If allegorical interpretation is a slippery slope, it's of the semantic variety. When you start reading things allegorically, it's certainly possible to stop when the interpretations don't make sense anymore. But it's difficult to draw a clear line between a passage that is intended to be taken strictly literally and one that is not. Further, the difference between legitimate and illicit allegoricalization can be difficult to identify.
Here's an example to chew on:
Tell me, you who desire to be under the law, do you not listen to the law? For it is written that Abraham had two sons, one by a slave woman and one by a free woman. But the son of the slave was born according to the flesh, while the son of the free woman was born through promise. Now this may be interpreted allegorically: these women are two covenants. One is from Mount Sinai, bearing children for slavery; she is Hagar. Now Hagar is Mount Sinai in Arabia; she corresponds to the present Jerusalem, for she is in slavery with her children. But the Jerusalem above is free, and she is our mother.—Galatians 4:21-26 (ESV)

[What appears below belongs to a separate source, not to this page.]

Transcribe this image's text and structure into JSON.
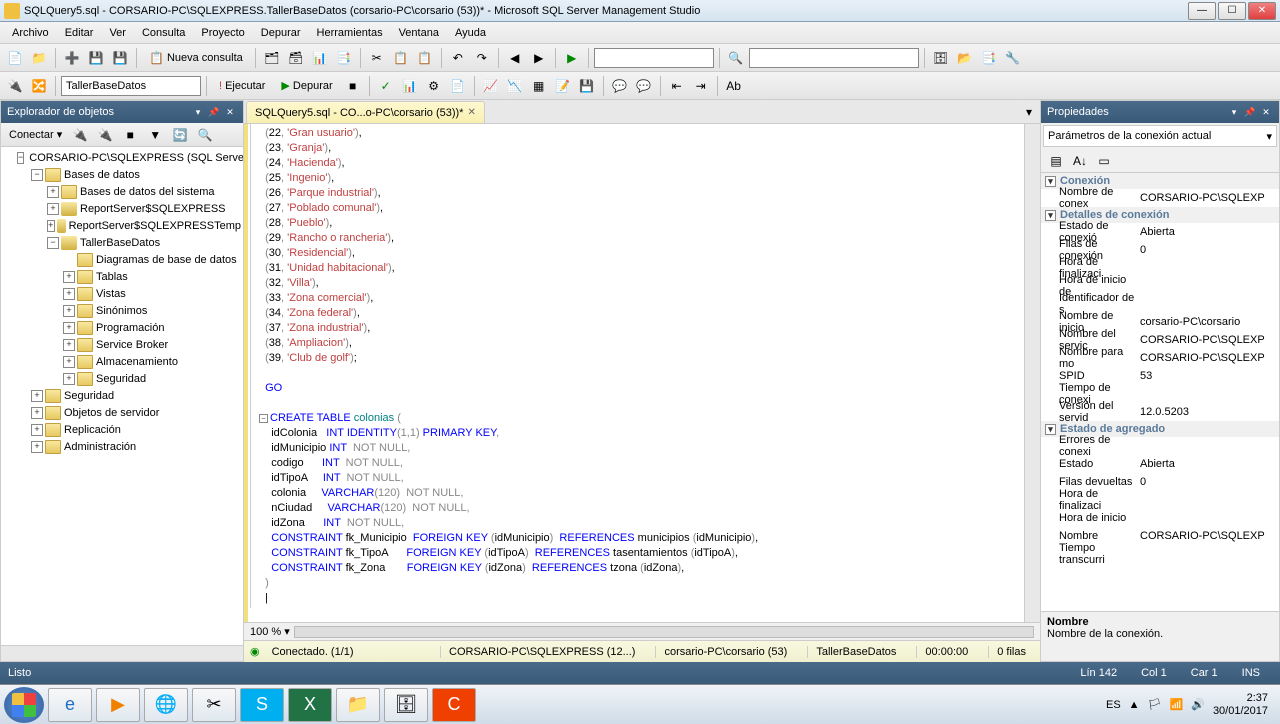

Starting from Genesis, I can't see how to get to Galatians—the steps are just too tenuous. But Paul didn't start from Genesis and build the allegory from the ground up. Rather, he reinterpreted the story within the framework he'd previously established. He is connecting several related concepts (slavery, the law, Mount Sinai, Roman control of Jerusalem, and Hagar) and contrasting them with paired concepts (freedom, grace, independent Jerusalem, Jerusalem above, and Sarah) in what he openly labels an allegory. If you grasp the framework he's using, it's not difficult to divide other paired concepts (Jacob and Esau, for instance) in the same way.

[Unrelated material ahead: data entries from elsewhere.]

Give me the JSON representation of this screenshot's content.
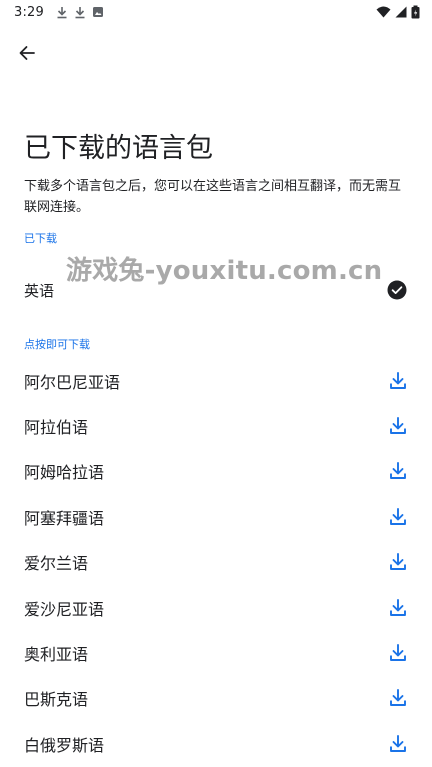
{
  "status_bar": {
    "time": "3:29",
    "left_icons": [
      "download-icon",
      "download-icon",
      "image-icon"
    ],
    "right_icons": [
      "wifi-icon",
      "signal-icon",
      "battery-icon"
    ]
  },
  "header": {
    "back_icon": "arrow-back-icon",
    "title": "已下载的语言包",
    "description": "下载多个语言包之后，您可以在这些语言之间相互翻译，而无需互联网连接。"
  },
  "downloaded": {
    "section_label": "已下载",
    "items": [
      {
        "label": "英语",
        "icon": "check-circle-icon"
      }
    ]
  },
  "available": {
    "section_label": "点按即可下载",
    "items": [
      {
        "label": "阿尔巴尼亚语",
        "icon": "download-icon"
      },
      {
        "label": "阿拉伯语",
        "icon": "download-icon"
      },
      {
        "label": "阿姆哈拉语",
        "icon": "download-icon"
      },
      {
        "label": "阿塞拜疆语",
        "icon": "download-icon"
      },
      {
        "label": "爱尔兰语",
        "icon": "download-icon"
      },
      {
        "label": "爱沙尼亚语",
        "icon": "download-icon"
      },
      {
        "label": "奥利亚语",
        "icon": "download-icon"
      },
      {
        "label": "巴斯克语",
        "icon": "download-icon"
      },
      {
        "label": "白俄罗斯语",
        "icon": "download-icon"
      }
    ]
  },
  "watermark": "游戏兔-youxitu.com.cn",
  "colors": {
    "accent": "#1a73e8",
    "text": "#202124",
    "icon_dark": "#202124"
  }
}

The place to stop the allegory is clear if you are working deductively rather than inductively. Sodom and Gomorrah, Jannes and Jambres, and David and Jonathan are familiar pairs, but it's not obvious how they would fit into Paul's framework. Further, there can be several, overlapping meanings to a particular passage, so if the allegory doesn't fit well, you don't need to force it; a different analogy might come along and fit better. Notice that Jerusalem appears on both sides of Paul's analogy!

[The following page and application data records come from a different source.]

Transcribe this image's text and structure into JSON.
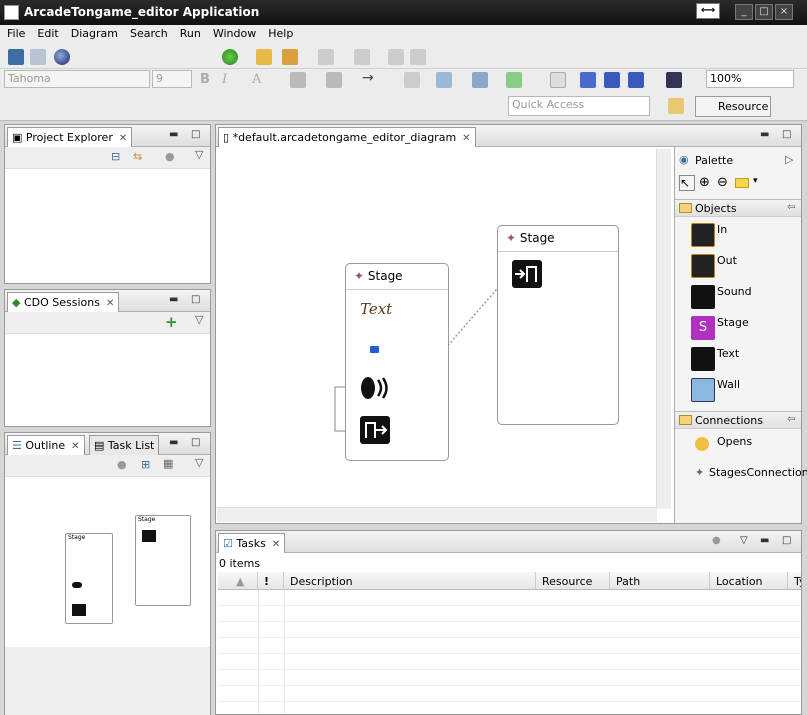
{
  "window": {
    "title": "ArcadeTongame_editor Application"
  },
  "menu": [
    "File",
    "Edit",
    "Diagram",
    "Search",
    "Run",
    "Window",
    "Help"
  ],
  "format_toolbar": {
    "font": "Tahoma",
    "size": "9",
    "zoom": "100%"
  },
  "quick_access": {
    "placeholder": "Quick Access"
  },
  "perspective": {
    "label": "Resource"
  },
  "views": {
    "project_explorer": "Project Explorer",
    "cdo_sessions": "CDO Sessions",
    "outline": "Outline",
    "task_list": "Task List",
    "tasks": "Tasks"
  },
  "editor": {
    "tab": "*default.arcadetongame_editor_diagram",
    "stages": [
      {
        "label": "Stage",
        "text_label": "Text"
      },
      {
        "label": "Stage"
      }
    ],
    "outline_stages": [
      {
        "label": "Stage"
      },
      {
        "label": "Stage"
      }
    ]
  },
  "palette": {
    "title": "Palette",
    "groups": [
      {
        "name": "Objects",
        "items": [
          "In",
          "Out",
          "Sound",
          "Stage",
          "Text",
          "Wall"
        ]
      },
      {
        "name": "Connections",
        "items": [
          "Opens",
          "StagesConnection"
        ]
      }
    ]
  },
  "tasks": {
    "count_label": "0 items",
    "columns": [
      "!",
      "Description",
      "Resource",
      "Path",
      "Location",
      "Ty"
    ]
  }
}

Allegorical fit is a matter of degree; it isn't a Boolean value. Therefore, it is subject to the semantic slippery slope fallacy. The way to avoid the problem is to pick analogies that best fit your a priori hermeneutical framework.